Getting a summer job isn't just for staying busy or earning extra money when school is out. Summer jobs teach high school and college students life skills—money management, self-confidence, responsibility, and how to be part of a diverse workforce. The process of getting a summer job also helps students learn job skills like how to put together a resume and nail an interview. Companies looking for summer workers typically don't require any previous work experience, making this seasonal work perfect for students developing their resumes.
There are plenty of jobs available for students looking to work between school years. Summer break opens the doors to outdoor jobs like being a lifeguard, camp counselor, or caddy at a local golf club. Restaurant jobs are also popular and will help you develop customer service skills.
Since most summer jobs are service-related, you can start by searching for service jobs on Monster. You can also look at jobs that fall into a similar category, including:
Employers look for a common core of skills and traits in potential summer employees along with any specific skills you may have (like knowing how to landscape). These include a strong work ethic, emotional intelligence, poise, the ability to prioritize, and a track record of success in other areas like school and sports. Here is a Monster article that has some tips on how to score the best summer job.
Treat that summer job like a full-time job and utilize "real-world" tools. The most important of these is a resume. Plug your info into this resume template designed especially for students.
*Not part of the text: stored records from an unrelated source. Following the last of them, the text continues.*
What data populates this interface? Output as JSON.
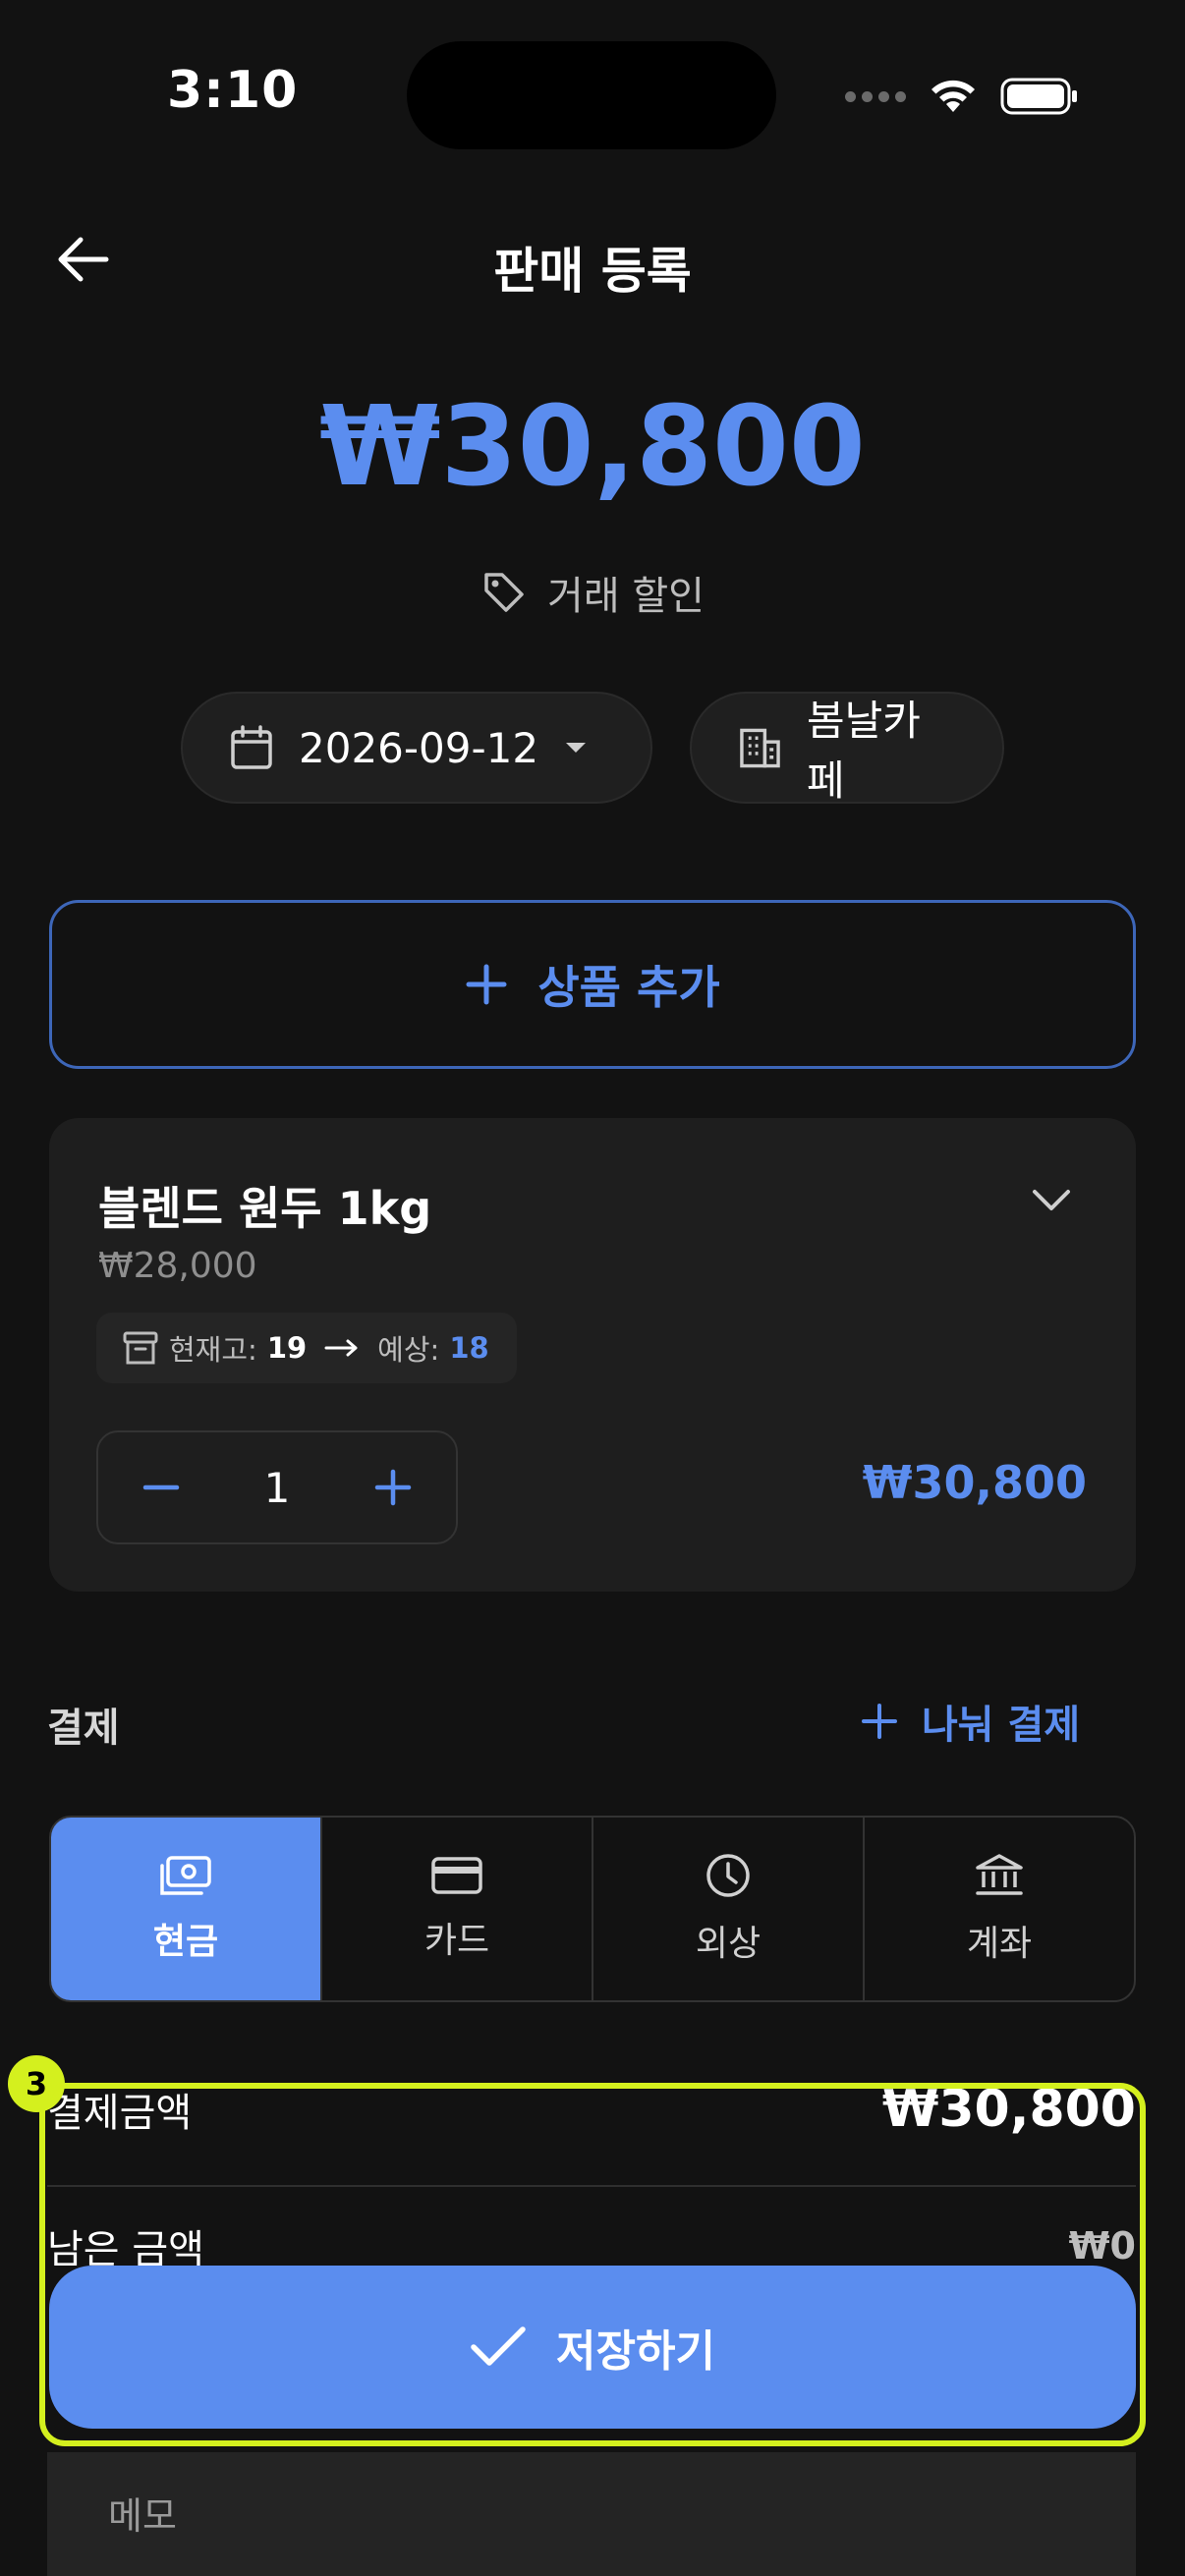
{
  "status_bar": {
    "time": "3:10"
  },
  "header": {
    "title": "판매 등록"
  },
  "total": {
    "amount": "₩30,800"
  },
  "discount": {
    "label": "거래 할인"
  },
  "filters": {
    "date": "2026-09-12",
    "store": "봄날카페"
  },
  "add_product": {
    "label": "상품 추가"
  },
  "product": {
    "name": "블렌드 원두 1kg",
    "price": "₩28,000",
    "stock_label": "현재고:",
    "stock_value": "19",
    "expected_label": "예상:",
    "expected_value": "18",
    "quantity": "1",
    "line_total": "₩30,800"
  },
  "payment": {
    "section_label": "결제",
    "split_label": "나눠 결제",
    "methods": [
      {
        "label": "현금",
        "icon": "cash-icon",
        "active": true
      },
      {
        "label": "카드",
        "icon": "card-icon",
        "active": false
      },
      {
        "label": "외상",
        "icon": "clock-icon",
        "active": false
      },
      {
        "label": "계좌",
        "icon": "bank-icon",
        "active": false
      }
    ],
    "amount_label": "결제금액",
    "amount_value": "₩30,800",
    "remaining_label": "남은 금액",
    "remaining_value": "₩0"
  },
  "save": {
    "label": "저장하기"
  },
  "memo": {
    "label": "메모"
  },
  "annotation": {
    "badge": "3"
  },
  "colors": {
    "accent": "#5b8def",
    "highlight": "#d4f01e",
    "background": "#121212"
  }
}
Or, look at other resume samples if you have a particular occupation in mind and browse resume writing tips to look your best on paper. Has anyone told you about cover letters? You need to write one—it accompanies your resume and tells the employer why you're interested in and qualified for the job. We have a cover letter sample for recent graduates and cover letter writing tips available on Monster to help you get past your writer's block.
Whether an employer interviews you on the phone or in person, you need to be prepared. Not to worry—Monster has a library of articles on preparing for a job interview to help you practice your answers to all the toughest questions in advance.
Your pay will depend on the job and where you live. The median pay for a server in a restaurant is $11.24 an hour, while a warehouse worker can expect to make $14.36 per hour. Check out Monster's Salary Tools to find out what you can expect to make in any job in different parts of the country. You'll also discover which skills can boost your value and what future jobs your summer job can help you prepare for.
Are you excited about looking at what summer jobs are available in your area? You're on a page with a list of them! You can also create a profile on Monster so we can send you new job alerts and job-hunting tips to help you throughout your career.